May 16, 2013
Golden Eagle
Golden Eagle
I arrive at the saddle below The Mushroom at 8:15am.  I am in the shade of this odd and ancient pinnacle, but the Dripping Springs are already aglow with sunrise splendor.  The sun’s low angle illuminates every crack and cranny in the huge rock wall to the west, perhaps a quarter mile as the crow flies.  Behind me the trail far below is just a ribbon of pallid light snaking across the high desert scrub.  In front of me, farther downslope, a rocky pool in the waters of Arnett Creek reflects blue sky through the greenery of new spring growth in the cottonwoods.

Yesterday’s passing cold front has brought strong west winds, strange for early morning on the desert.  A kettle of Turkey Vultures has lifted off the mountain as I climbed the trail--twenty, twenty-five, thirty--two Zone-tailed Hawks camouflaged among them.  Large dark birds are still silhouetted against every horizon, catching updrafts off the mountainsides.  The odd wind and the vulture activity presage an interesting raptor day.

I position my tripod out of the wind behind a low rock parapet and wait.    At 8:40 I am startled by flitting motion around the legs of the tripod.  A male Costa’s Hummingbird elevates up to hover ten feet from my face, full purple gorget scattering shards of amethyst and mauve into the sunlight, both of us curious about the presence of the other so high above its normal haunts.

The eagle appears, out of the sun behind me, at 8:45, eye level and close, the stuff of daydreams you know intuitively will never happen.  Startled again, I reach for the tripod.  The eagle is moving fast even into the stiff west wind, soaring without wingbeats.  In the instant it takes my earthbound brain to formulate this mystery of flight, the raptor covers the quarter mile across the canyon’s side chasm to the west wall, tips steeply, and rises up the sunlit face.  As it tops out over the lip, catching the wind’s full force, it spreads the magnificent wings to full span, kites vertically for but a moment, its back toward me, every nuanced shade of gold and brown perfectly illuminated in the perfect light, then with quick wingbeats rights itself horizontally and disappears over the top.

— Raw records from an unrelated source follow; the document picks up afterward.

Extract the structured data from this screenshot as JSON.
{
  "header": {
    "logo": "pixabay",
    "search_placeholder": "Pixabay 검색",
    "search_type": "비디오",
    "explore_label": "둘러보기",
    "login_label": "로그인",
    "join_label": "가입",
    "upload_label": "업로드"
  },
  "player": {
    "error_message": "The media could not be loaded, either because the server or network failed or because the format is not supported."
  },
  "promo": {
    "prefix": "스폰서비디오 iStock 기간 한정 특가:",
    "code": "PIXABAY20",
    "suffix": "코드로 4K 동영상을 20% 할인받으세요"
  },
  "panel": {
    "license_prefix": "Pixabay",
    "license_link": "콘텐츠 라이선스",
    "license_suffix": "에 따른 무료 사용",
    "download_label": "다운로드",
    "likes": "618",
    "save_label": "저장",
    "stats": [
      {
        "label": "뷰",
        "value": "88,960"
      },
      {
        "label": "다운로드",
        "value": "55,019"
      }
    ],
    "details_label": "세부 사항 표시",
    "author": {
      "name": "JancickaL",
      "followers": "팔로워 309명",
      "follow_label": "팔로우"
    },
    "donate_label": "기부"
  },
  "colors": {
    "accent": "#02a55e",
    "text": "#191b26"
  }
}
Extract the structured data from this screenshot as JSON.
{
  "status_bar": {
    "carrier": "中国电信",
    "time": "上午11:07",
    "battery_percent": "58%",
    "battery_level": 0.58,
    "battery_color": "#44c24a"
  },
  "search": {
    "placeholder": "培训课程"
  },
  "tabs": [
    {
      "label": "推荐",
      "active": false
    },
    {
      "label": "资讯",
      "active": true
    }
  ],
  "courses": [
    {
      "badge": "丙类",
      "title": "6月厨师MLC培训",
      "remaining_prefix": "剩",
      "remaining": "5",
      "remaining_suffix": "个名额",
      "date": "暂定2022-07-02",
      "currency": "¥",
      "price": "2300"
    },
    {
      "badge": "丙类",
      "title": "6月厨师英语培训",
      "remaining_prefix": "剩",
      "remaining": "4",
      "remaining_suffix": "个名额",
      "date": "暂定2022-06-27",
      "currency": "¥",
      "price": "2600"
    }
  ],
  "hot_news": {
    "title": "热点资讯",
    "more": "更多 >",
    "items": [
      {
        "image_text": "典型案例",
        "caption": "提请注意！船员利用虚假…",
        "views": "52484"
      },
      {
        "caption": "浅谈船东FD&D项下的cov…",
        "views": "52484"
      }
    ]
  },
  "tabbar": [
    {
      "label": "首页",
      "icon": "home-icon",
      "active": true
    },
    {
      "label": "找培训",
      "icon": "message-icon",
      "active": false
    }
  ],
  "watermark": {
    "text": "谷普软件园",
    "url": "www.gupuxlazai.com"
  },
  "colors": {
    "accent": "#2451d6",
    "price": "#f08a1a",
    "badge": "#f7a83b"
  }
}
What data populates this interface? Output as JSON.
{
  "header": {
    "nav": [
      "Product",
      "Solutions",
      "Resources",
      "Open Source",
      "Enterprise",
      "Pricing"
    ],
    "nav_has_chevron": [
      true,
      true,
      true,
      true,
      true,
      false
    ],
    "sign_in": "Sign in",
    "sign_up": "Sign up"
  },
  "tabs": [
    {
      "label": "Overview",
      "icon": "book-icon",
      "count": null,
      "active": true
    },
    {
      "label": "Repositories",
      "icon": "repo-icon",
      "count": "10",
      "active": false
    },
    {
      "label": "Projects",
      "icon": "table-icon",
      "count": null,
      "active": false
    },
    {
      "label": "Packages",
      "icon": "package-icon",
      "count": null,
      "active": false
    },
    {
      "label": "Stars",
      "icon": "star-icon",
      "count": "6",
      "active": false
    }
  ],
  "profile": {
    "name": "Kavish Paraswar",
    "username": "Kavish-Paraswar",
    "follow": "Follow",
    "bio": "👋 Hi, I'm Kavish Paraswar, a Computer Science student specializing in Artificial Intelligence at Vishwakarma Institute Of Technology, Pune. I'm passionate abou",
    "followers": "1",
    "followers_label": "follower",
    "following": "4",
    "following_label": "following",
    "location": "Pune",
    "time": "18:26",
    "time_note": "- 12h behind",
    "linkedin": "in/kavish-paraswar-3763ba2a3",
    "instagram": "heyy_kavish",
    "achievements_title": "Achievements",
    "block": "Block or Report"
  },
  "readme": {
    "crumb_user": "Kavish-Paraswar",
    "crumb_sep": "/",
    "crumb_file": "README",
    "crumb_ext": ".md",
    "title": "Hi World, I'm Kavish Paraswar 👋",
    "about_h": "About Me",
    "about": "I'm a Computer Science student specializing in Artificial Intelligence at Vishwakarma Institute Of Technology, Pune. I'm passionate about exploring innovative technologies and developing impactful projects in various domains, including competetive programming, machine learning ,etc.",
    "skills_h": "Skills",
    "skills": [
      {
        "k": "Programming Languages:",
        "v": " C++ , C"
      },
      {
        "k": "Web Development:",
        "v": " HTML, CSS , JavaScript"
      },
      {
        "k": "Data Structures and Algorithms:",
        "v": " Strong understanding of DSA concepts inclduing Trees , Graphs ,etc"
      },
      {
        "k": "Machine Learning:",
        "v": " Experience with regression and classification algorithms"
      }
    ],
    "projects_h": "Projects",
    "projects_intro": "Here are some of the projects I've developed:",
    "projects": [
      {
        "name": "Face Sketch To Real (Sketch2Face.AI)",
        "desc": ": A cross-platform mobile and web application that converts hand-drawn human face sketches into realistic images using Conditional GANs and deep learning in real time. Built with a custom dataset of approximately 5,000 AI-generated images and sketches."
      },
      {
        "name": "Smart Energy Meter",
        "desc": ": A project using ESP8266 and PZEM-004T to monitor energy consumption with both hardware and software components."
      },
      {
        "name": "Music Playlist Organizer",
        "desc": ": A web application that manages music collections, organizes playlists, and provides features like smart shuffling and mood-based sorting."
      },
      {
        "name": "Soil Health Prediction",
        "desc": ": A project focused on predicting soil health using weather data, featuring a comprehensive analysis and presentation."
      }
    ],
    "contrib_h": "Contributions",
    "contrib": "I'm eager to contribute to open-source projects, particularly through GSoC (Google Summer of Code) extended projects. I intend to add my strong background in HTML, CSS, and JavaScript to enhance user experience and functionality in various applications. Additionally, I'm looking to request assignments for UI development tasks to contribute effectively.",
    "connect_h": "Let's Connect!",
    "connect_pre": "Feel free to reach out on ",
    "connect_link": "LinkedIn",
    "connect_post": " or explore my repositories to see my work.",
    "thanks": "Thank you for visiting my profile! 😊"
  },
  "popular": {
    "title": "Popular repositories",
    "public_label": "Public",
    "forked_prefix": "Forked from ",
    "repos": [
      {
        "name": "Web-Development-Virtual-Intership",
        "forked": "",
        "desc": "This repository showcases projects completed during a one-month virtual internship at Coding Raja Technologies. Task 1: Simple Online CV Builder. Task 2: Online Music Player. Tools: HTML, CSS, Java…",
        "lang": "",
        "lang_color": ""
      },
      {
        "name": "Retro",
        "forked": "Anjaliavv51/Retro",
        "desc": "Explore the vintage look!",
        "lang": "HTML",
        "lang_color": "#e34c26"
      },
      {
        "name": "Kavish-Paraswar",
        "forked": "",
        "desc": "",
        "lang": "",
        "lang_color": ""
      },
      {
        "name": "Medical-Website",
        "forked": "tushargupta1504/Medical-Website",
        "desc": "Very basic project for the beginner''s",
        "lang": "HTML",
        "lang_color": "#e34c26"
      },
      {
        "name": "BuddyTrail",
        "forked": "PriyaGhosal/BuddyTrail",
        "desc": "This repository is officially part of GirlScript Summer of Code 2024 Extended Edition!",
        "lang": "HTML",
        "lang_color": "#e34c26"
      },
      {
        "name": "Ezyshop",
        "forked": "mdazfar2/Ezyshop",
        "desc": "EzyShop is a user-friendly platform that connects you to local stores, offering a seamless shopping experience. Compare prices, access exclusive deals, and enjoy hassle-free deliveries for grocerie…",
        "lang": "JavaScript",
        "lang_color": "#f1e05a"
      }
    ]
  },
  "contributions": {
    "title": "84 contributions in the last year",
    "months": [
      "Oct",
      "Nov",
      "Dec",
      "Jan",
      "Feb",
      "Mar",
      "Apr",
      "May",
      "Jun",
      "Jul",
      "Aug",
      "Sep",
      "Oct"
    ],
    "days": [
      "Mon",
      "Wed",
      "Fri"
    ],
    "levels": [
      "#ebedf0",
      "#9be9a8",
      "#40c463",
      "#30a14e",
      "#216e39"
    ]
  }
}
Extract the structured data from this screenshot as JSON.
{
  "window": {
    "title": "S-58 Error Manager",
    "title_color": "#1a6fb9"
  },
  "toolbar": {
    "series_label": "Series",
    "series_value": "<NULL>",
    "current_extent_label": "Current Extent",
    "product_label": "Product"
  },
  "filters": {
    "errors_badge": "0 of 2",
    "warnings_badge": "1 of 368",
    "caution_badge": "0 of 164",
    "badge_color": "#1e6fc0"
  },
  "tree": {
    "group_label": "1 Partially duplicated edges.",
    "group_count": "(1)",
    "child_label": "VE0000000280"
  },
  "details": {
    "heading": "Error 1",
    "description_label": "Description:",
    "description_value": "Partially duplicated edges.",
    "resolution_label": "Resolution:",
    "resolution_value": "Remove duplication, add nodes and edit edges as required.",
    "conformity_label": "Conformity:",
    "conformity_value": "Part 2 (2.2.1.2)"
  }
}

Awestruck, I realize I have not even touched the camera.  I have missed capturing something I’m sure I will never see again.  And I understand now how much the west wall has been blocking the brunt of the west wind.  No wonder the vultures have been loitering, kiting, banking, literally at play in the strong thermal activity created in front of the wall.  The tinkling song of a Black-throated Sparrow momentarily distracts me.  As I glance back toward the wall, a large dark bird clears the top, drops, and hurtles toward me.  On flat wings!  Eagle!

I cannot avert my eyes, but my hands find the camera.  The eagle is at eye level again, and dropping, coming faster now with the wind behind it, again riding the zephyr without wingbeats.  So close now.  The camera speaks quickly.  Wingsong envelops me like thunder, then recedes.  The bird drops below The Mushroom, sweeps the convexity of the wall behind me, banks imperceptibly, and disappears beyond the canyon’s curve.  This is the eagle’s world.  Suddenly swept into this world completely foreign to mine, knowing it saw me, knowing I have no bearing on nor status in its world, I drop to my knees.  It is moments before I move again, exhale, breathe normally.

*For a previous column about Golden Eagle, check out the following link—